Park D, Huang T, Frishman WH.(6)

6. Bone health

In the review of many studies performed on soyabean isoflavones (genistein and daidzein), either in the purified form or as a soyabean-based product or extract and in vitro studies using primary cell cultures or stabilised cell lines indicate that treatment with genistein may lead to a reduction in bone resorption, but effects on bone formation have also been shown. Investigations using animal models have provided convincing evidence of major improvements in bone mass or bone turnover following soyabean feeding.

found that cross-sectional observations in South-East Asian populations with moderately high intakes of soyabean isoflavones (50 mg/d) have shown that women in the high quartile of intake have higher bone mineral density (BMD) and reduced bone turnover, an effect that has not been shown in populations with low average intakes. Human trials have given an indication of a possible effect on lumbar spine BMD, although they have been either short term (<6 months) or methodologically weak. Unresolved issues are: the optimal dose compatible with safety; the individual differences in response that can be related to diet and genotypes; the duration of exposure, according to "Dietary phyto-oestrogens and bone health" by Branca F.(7)

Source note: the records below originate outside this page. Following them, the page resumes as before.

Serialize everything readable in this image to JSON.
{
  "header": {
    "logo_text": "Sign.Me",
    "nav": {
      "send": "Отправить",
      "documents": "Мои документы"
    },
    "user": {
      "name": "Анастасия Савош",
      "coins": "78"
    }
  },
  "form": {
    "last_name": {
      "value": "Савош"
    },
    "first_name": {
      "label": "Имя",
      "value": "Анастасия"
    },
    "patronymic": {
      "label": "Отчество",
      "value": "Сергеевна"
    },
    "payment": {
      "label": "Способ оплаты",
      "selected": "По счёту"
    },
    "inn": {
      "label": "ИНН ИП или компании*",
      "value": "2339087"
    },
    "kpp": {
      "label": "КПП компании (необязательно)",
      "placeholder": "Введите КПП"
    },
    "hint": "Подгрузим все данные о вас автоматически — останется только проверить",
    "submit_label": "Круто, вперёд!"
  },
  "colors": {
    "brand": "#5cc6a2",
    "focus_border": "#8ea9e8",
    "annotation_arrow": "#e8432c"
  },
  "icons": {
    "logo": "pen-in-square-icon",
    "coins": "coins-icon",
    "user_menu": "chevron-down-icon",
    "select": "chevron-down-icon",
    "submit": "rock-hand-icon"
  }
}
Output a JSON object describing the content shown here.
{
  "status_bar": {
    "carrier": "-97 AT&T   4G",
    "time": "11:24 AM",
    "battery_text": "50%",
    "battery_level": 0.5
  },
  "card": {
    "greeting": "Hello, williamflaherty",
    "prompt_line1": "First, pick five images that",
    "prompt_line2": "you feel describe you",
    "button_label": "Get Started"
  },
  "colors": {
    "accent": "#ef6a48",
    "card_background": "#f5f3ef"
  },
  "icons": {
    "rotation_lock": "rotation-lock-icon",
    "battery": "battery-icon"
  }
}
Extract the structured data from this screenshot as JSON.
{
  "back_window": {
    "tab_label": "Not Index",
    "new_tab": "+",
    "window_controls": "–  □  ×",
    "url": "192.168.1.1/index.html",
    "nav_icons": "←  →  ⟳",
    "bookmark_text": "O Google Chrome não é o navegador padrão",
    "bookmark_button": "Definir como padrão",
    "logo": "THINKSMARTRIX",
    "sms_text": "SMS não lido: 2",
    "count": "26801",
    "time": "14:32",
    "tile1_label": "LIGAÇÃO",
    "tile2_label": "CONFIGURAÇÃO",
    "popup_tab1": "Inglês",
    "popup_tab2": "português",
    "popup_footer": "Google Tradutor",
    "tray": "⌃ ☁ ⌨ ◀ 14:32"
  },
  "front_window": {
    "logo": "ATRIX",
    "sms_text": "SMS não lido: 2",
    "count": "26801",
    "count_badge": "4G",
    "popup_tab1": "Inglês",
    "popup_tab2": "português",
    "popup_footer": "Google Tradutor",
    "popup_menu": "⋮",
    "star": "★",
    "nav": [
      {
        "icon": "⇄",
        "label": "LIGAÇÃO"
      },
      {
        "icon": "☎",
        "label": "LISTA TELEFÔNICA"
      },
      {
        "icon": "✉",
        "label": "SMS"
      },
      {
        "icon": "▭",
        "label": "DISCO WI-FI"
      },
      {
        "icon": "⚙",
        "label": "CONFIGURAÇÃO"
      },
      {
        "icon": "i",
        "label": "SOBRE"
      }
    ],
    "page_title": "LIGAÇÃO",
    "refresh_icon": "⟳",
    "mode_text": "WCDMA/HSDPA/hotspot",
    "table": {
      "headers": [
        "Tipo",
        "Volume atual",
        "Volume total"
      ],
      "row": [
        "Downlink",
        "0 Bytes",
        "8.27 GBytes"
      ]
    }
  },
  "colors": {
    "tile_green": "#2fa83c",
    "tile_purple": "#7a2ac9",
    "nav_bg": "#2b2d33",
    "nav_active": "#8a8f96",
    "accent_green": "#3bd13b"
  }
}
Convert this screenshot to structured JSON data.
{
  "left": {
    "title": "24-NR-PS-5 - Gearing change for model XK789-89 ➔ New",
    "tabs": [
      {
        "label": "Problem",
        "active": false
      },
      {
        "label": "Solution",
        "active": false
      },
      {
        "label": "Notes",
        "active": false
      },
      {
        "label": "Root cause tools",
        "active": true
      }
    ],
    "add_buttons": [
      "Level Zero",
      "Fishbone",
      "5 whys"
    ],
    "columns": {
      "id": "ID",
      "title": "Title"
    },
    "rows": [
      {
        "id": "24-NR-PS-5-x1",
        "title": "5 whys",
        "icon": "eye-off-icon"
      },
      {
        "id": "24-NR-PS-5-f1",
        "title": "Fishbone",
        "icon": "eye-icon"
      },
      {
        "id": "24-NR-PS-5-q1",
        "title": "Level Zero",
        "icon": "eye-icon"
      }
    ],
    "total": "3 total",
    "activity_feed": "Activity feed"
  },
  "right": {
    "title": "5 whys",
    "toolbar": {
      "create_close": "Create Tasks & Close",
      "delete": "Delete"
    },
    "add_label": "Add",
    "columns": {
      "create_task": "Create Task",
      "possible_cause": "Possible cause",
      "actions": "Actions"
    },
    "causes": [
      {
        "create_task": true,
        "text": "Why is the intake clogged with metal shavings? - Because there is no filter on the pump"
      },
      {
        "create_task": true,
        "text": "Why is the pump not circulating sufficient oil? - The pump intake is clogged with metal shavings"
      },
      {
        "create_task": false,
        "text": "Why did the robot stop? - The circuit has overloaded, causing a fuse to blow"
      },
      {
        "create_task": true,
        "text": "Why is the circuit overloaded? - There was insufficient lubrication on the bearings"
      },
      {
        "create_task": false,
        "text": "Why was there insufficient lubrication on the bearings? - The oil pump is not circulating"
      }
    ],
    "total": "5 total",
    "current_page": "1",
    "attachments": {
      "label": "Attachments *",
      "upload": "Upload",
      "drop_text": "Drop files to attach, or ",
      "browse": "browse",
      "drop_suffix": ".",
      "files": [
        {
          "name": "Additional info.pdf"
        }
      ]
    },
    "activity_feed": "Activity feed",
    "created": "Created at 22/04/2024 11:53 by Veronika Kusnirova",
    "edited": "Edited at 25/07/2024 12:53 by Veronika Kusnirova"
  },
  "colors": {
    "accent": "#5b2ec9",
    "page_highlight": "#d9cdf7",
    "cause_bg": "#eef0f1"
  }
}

7. Endometrial cancer

In the investigationof three classes of phytoestrogens (isoflavones, coumestans, and lignans) and the risk of endometrial cancer found that some phytoestrogenic compounds, at the levels consumed in the typical American-style diet, are associated with reduced risk of endometrial cancer in doses depending manner, according to "Phytoestrogen intake and endometrial cancer risk" by Horn-Ross PL, John EM, Canchola AJ, Stewart SL, Lee MM.(8)

8. Metabolic syndrome

In the proposal of AMP-activated protein kinase (AMPK)as a therapeutic target for the treatment of metabolic syndrome including obesity and type-2 diabetes, found that he bioassay-guided fractionation of an EtOAc-soluble extract of the stem bark of Erythrina abyssinica led to the isolation of a new coumestan, erythribyssin N (1), and two new benzofurans, erythribyssin F (2) and erythribyssin H (3), along with five known compounds (4-8). When tested for their stimulatory effects on AMPK activity at a concentration of 10 muM, compounds 4 and 5 showed potent activation, while compounds 1, 2, and 7 had moderate effects. These results suggest that benzofurans and coumestans may be new lead compounds for regulating the AMPK enzyme, according to "AMP-activated protein kinase (AMPK) activation by benzofurans and coumestans isolated from Erythrina abyssinica" by Nguyen PH, Nguyen TN, Dao TT, Kang HW, Ndinteh DT, Mbafor JT, Oh WK.(9)

9. Long-term postmenopausal diseases

In the review of whether, Phytoestrogens (PEs) a natural compounds, with a biological activity like estrogen, which comprise isoflavones, lignans and coumestans associated with a lower incidence of breast cancer and postmenopausal illness, found that indicates that PEs prevent bone resorption, increase bone density and reduce cholesterol. The estrogenic effects of phytoestrogens can be useful in preventing postmenopausal osteoporosis and cardiovascular disease, according to "Dietary phytoestrogens in the prevention of long-term postmenopausal diseases" by Chiechi LM.(10)